Simon Stevens’ appointment gives NHS England something to smile about at last, argues Mike Birtwistle.
Plenty of people have already written about why Simon Stevens is a good appointment as chief executive of NHS England. He is fiercely intelligent but pleasant with it. He has plenty of experience of both the NHS and health abroad. He is conversant in both political and management speak. Perhaps most importantly Simon Stevens actually has a track record of leading a large health commissioning organisation (something that not many people with a background in the NHS can point to).
However, what the appointment says about NHS England is as important.
‘It is hard to be an effective system leader if no leaders want to work for you.’
Incisive Health’s office is just around the corner from NHS England’s London building. This morning I walked past and someone went in smiling. It is no exaggeration to say I haven’t seen this happen before. Okay, so n=1 – and I’m sure some people have walked into the building smiling before – but it is undeniable that this appointment will put a spring in the step of people who did not have had much to smile about over the last year.
It is hard to be an effective system leader if no leaders want to work for you. Yet since before it was even legally established, NHS England has been haemorrhaging top talent, resembling little more than fertile recruiting ground for the Care Quality Commission and the private sector.
The appointment of Simon Stevens changes this. He is as near to an A-lister as you get in health management. Forgive the football analogy, but this is like Arsenal signing Mesut Özil. After years of losing his best players, Arsene Wenger signed one of the world’s best. It gave the fans and players a huge lift and it made the rest of football take notice.
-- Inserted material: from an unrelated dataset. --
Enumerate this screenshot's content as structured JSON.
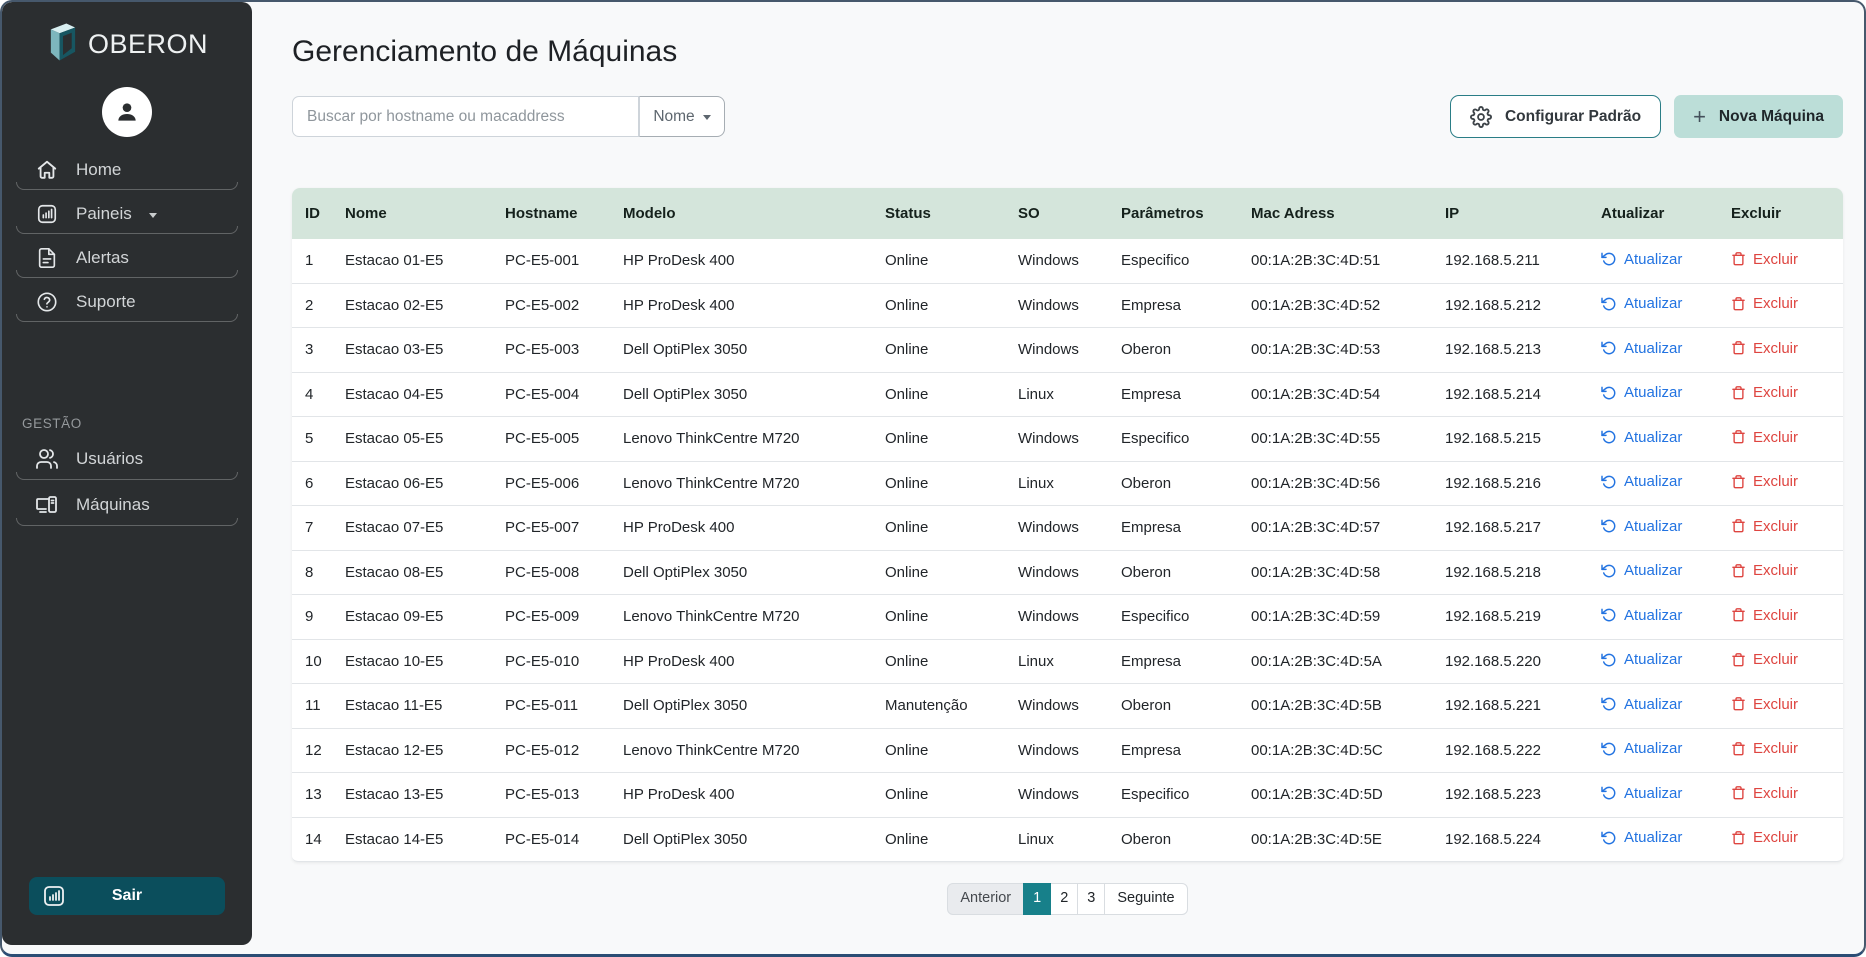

Malcolm Grant will hope that his signing will do the same for NHS England, changing the organisation from being the poor relation to the Department of Health, CQC and just about any other part of the new system to once again being something to be reckoned with.
In recent months NHS England has looked like an organisation waiting to be abolished. The health secertary has become increasingly activist in his dealings with the supposedly independent body, the solution to all problems has shifted from being commissioning to regulation and Labour remain as opposed as ever to having an “independent” board.
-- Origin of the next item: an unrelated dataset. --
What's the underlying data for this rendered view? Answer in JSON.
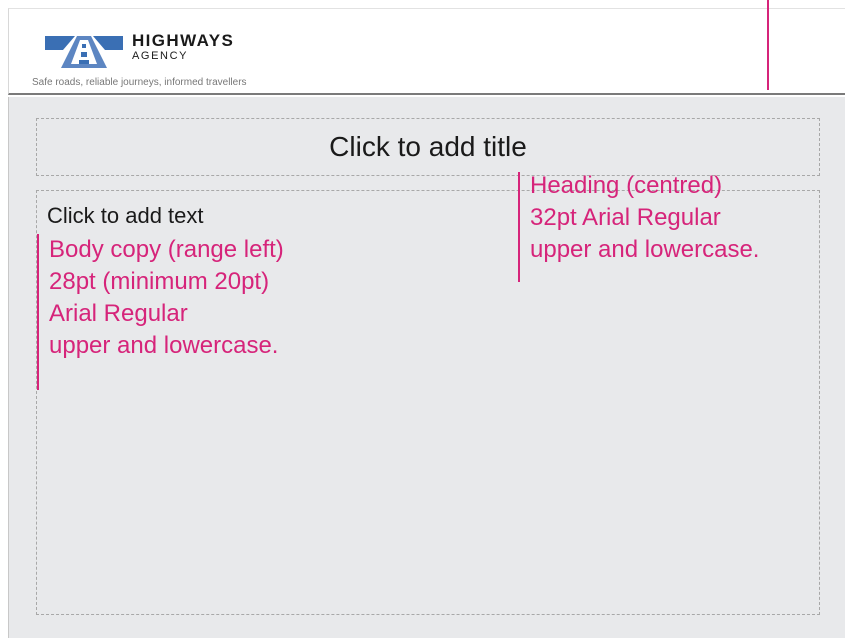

‘Malcolm Grant will hope that his signing will do the same for NHS England, changing the organisation from being the poor relation to once again being something to be reckoned with.’
On all counts, Stevens’ appointment offers some hope. It is highly doubtful that he would be signing on with an organisation he thought was about to be abolished. There can of course be no complete assurance of this, but this move is a powerful vote of confidence.
The new role will also reunite Stevens with his Oxford contemporary Jeremy Hunt (rumour has it the health secretary remembers Stevens, but not the other way round). His background on the political side of the operation will be invaluable in negotiating the tricky dynamics between a secretary of state who appears less than a true believer in independence and a board which has yet to work out how to exercise it effectively.
Once he has got over the awkward conversations about university days, Tony Blair’s former adviser will need to bring to life how commissioning can deliver the changes demanded of the NHS by its political masters. The C-word is notable by its absence from the Hunt lexicon. By appointing someone who actually knows about commissioning, NHS England will be hoping to redress this balance.
‘A single appointment can change the dynamic and this one has, as much for what Simon Stevens stands for as for who he is.’
Finally, Stevens’ appointment is a political coup, proving that those on the centre ground can work with the post-April 2013 system and have enough confidence in it to put their careers on the line to do so. It also offers an opportunity to build some cross-party consensus that there is a future for NHS England. This is not simply about Simon Stevens’ Labour background (although this is important). His understanding of the politics of health (on both sides of the Atlantic), as well as what will drive politicians will be invaluable.
A single appointment can change the dynamic and this one has, as much for what Simon Stevens stands for as for who he is. It has put NHS England back in the big leagues. Whether it can stay there remains to be seen.
This article was also published in the Health Service Journal.